It's less temperature-tolerant than we were looking for, but the Type-NS has good modulation, a mild initial bite and no noise, something few of our cars can brag about. Compared to the original TRD pads, which bite harder and with a stiffer feel, the Type-NS pads feel more street-oriented. The good mid-travel modulation feel also makes balancing heel-toe downshifts a simple matter. Considering this car sees more street time than track time (where fade is the issue), we're pretty content. We don't have new braking numbers with the pads and tires. We'll let you know how they hold up after five hot laps.
A New LookFor all our judging of people with carbon fiber layered fiberglass hoods and fenders, we should be ashamed that we've now joined the dark side. But we're not. And it's not because we're trying to put the MR2 on a diet before the fight, since the Seibon carbon fiber hood and chin spoiler together weigh about the same as the stock hood.
The real reason is that we (well, I) unintentionally destroyed the hood, adding to the long list of other body panels we've had to replace on this project. In my search for places to store test gear one evening, I drove off while forgetting to slam the hood shut. At 20mph, aerodynamics took hold and flung the hood open. I was lucky to come away with an intact windshield.

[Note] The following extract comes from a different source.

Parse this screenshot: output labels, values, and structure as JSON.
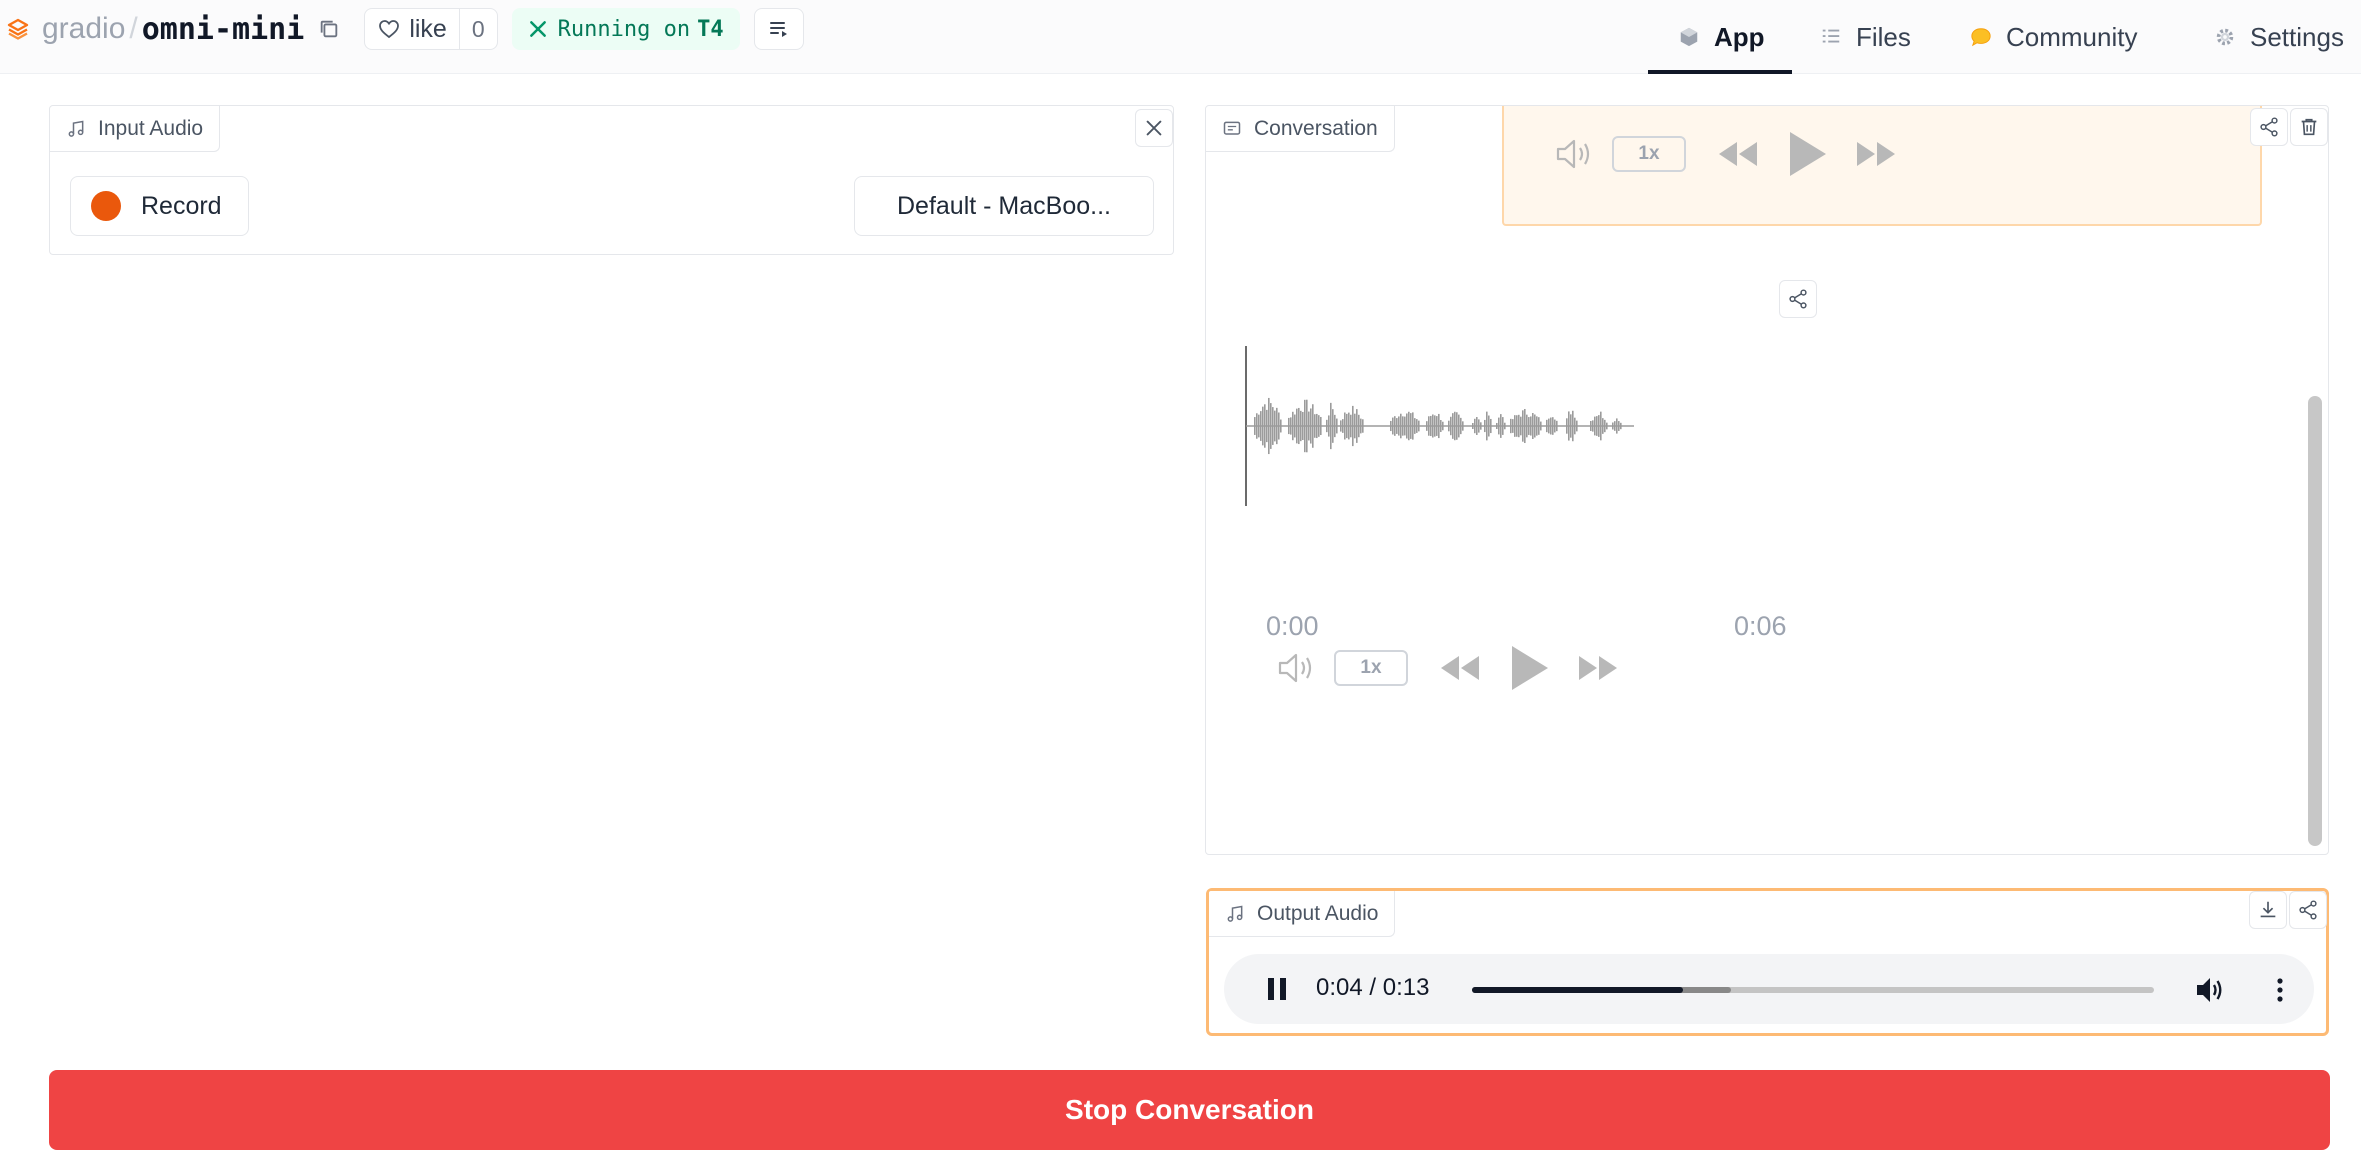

After calling around for parts and prices, we decided that having Seibon graciously donate a composite hood was a hell of a lot cheaper than buying parts from Toyota and having them painted. Seibon also threw in the chin spoiler. While we can't vouch for the aerodynamic or weight advantages of the new parts, they are quite good as after-market body parts go in terms of finish. The hood, however, is a pretty bad fit.
AlignmentOur final task was a track-friendly alignment, courtesy of Shoreline Motoring in Huntington Beach, California. While the car already flings around corners with ease, it still has the steering feel of a mid-engined car (unsurprisingly).
At turn-in, the car does not respond as sprightly as the minimal resistance in the wheel indicates. As the suspension loads up at turn-in, the steering suddenly becomes heavy. Although this is typical of most street-going mid-engine cars, we wanted just a little more agility. Shoreline was able to dial in one-sixteenth of an inch of toe-out in front and slightly less in the rear. Camber was pushed to negative two degrees in front by using smaller bolts in the stock adjustment slots, while the rear camber was taken to negative 1.5 degrees.
It's not much, but the turn-in and mid-corner feel has changed dramatically. So much so that we'd be afraid if the car had a limited-slip diff, since it would spin if the throttle were accidentally bumped mid-bend.
Next time, when we finally face the Elise, we'll see if all our enthusiasm was just a joke.
Part1: Intro, battery, suspension, testing
Part 2: Exhaust, shifter, safety
Part 3: Waiting for the go
Part 4: Aged to perfection